YOUR OBJECTIVE:
Scan the material below for the string "highlighted". Report every line that has it.

────────────────

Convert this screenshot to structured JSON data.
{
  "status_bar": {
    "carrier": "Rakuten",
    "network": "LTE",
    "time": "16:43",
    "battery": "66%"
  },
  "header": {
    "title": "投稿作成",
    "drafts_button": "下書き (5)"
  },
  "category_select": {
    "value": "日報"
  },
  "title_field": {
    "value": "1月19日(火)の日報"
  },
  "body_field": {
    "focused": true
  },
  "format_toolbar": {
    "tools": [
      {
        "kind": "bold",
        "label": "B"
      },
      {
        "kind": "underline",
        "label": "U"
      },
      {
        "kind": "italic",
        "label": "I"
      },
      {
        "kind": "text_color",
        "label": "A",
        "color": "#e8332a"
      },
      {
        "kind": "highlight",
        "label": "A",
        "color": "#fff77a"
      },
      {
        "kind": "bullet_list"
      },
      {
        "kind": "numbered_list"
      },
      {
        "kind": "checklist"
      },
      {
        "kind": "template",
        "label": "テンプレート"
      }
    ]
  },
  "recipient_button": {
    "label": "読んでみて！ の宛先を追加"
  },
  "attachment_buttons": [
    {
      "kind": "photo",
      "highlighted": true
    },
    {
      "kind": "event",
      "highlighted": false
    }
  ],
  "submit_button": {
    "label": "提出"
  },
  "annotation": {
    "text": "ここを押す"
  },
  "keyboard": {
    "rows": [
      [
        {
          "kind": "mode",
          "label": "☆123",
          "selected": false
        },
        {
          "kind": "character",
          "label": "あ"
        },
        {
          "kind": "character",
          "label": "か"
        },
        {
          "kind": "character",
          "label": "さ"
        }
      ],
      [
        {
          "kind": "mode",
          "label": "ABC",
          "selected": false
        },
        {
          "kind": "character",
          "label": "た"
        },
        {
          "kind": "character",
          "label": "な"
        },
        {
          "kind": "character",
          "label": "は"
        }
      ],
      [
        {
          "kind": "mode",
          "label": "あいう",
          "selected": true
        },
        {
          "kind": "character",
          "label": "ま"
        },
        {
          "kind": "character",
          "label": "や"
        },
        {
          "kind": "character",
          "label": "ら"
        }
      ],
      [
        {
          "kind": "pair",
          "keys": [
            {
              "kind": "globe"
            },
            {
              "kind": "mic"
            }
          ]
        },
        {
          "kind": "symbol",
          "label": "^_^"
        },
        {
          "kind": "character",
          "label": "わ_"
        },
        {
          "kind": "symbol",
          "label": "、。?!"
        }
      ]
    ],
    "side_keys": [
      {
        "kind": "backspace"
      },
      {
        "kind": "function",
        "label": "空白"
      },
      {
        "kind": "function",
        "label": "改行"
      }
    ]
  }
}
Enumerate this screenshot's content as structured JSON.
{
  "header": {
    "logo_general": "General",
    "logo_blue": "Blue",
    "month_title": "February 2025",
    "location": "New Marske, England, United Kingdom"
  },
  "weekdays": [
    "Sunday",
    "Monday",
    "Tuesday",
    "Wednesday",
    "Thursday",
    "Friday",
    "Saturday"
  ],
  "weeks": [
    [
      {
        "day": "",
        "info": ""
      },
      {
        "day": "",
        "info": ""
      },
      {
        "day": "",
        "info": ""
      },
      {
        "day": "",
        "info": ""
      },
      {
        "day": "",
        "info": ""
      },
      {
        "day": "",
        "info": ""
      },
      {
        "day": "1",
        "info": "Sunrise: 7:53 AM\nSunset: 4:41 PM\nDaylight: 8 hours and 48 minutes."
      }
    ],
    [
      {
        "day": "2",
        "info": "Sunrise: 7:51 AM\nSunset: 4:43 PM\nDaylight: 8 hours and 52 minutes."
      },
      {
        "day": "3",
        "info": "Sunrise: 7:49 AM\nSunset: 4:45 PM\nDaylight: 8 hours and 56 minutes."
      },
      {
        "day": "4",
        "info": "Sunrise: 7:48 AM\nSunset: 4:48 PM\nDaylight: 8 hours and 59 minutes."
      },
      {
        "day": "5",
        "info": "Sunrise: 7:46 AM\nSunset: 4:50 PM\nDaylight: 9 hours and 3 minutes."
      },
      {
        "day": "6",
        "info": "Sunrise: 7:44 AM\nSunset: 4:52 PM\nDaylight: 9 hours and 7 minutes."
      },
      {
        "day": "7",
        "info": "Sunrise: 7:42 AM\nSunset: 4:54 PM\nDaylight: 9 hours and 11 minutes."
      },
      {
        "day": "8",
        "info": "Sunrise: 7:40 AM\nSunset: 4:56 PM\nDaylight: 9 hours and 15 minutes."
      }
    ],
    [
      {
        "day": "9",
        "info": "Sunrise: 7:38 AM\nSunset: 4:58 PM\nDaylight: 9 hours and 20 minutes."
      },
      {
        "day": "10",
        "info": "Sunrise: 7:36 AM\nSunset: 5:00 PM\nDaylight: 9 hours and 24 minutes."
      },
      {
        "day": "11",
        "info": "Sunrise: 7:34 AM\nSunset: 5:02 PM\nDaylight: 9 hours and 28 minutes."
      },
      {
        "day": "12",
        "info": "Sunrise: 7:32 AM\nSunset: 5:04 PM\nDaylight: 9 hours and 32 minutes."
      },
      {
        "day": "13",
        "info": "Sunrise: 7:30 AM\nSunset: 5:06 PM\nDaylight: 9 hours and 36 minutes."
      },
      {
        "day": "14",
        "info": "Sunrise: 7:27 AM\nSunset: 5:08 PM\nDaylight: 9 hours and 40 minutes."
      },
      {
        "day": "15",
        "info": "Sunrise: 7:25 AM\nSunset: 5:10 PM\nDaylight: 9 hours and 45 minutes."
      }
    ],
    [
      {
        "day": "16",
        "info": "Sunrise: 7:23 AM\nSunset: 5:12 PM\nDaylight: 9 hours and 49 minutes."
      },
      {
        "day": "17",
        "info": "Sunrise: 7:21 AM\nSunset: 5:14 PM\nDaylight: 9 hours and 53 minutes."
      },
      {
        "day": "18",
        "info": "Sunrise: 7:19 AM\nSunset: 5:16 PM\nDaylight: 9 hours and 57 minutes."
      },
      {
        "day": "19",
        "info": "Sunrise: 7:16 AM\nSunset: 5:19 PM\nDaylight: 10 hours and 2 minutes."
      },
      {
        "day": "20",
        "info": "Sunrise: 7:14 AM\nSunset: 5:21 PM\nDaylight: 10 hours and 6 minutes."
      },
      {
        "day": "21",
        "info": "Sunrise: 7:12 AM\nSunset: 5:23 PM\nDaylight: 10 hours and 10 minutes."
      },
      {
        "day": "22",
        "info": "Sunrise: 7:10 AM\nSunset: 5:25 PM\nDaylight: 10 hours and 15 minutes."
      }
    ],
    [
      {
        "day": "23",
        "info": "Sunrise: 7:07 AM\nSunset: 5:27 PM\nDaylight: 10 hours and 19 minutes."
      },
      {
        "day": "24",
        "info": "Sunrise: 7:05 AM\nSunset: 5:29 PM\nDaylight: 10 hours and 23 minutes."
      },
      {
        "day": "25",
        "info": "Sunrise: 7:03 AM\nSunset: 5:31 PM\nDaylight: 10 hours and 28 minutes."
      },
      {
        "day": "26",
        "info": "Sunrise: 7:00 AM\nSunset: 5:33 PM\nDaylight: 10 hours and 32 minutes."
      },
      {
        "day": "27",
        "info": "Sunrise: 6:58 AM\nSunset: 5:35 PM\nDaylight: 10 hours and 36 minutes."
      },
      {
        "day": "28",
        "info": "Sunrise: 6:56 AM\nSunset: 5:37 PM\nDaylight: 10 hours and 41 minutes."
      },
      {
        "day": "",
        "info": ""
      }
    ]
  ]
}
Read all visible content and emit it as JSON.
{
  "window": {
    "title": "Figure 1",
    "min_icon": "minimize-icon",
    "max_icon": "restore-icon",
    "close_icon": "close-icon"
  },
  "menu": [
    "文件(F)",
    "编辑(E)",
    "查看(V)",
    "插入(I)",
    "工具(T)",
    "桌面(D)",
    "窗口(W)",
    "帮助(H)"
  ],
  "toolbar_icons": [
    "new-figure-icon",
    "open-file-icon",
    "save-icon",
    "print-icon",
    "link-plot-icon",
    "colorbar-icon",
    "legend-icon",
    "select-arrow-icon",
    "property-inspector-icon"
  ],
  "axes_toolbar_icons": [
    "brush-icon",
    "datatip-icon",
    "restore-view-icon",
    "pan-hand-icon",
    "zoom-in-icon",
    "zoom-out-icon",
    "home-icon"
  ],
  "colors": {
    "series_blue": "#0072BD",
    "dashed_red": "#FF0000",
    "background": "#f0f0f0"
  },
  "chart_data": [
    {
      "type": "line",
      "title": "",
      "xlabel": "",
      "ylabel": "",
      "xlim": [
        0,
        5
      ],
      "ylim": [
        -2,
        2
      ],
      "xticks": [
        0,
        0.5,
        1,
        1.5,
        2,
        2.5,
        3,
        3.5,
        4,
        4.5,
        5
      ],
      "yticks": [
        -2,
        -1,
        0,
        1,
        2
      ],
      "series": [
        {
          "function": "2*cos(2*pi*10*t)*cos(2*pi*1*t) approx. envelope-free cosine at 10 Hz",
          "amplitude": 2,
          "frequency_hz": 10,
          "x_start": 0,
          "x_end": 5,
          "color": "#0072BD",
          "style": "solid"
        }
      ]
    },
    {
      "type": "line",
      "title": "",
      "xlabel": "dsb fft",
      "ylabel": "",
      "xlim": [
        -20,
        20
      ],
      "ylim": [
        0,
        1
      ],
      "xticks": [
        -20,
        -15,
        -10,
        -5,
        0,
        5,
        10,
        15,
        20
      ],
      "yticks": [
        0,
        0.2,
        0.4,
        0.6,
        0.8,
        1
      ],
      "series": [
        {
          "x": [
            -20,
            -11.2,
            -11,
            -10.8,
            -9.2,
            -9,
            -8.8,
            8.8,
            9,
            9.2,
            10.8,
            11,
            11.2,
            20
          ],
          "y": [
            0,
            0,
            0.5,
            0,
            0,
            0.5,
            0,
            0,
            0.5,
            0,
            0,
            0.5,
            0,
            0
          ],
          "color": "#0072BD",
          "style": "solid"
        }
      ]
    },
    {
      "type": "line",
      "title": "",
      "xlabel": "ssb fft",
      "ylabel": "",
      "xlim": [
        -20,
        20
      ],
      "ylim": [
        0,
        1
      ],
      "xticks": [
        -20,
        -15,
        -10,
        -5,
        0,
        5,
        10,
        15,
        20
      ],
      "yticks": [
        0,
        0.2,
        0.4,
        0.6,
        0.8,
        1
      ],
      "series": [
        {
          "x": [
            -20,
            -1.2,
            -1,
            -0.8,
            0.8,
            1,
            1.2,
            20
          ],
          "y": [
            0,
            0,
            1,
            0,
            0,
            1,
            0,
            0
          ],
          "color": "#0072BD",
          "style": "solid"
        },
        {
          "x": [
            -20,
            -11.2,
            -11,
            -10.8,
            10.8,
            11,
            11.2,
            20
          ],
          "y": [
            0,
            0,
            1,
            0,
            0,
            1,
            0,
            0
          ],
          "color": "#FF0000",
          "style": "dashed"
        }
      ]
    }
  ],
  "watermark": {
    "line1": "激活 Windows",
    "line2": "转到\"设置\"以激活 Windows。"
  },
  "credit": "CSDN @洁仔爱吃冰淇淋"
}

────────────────

SOLUTION TO THIS TASK:
      "highlighted": true
      "highlighted": false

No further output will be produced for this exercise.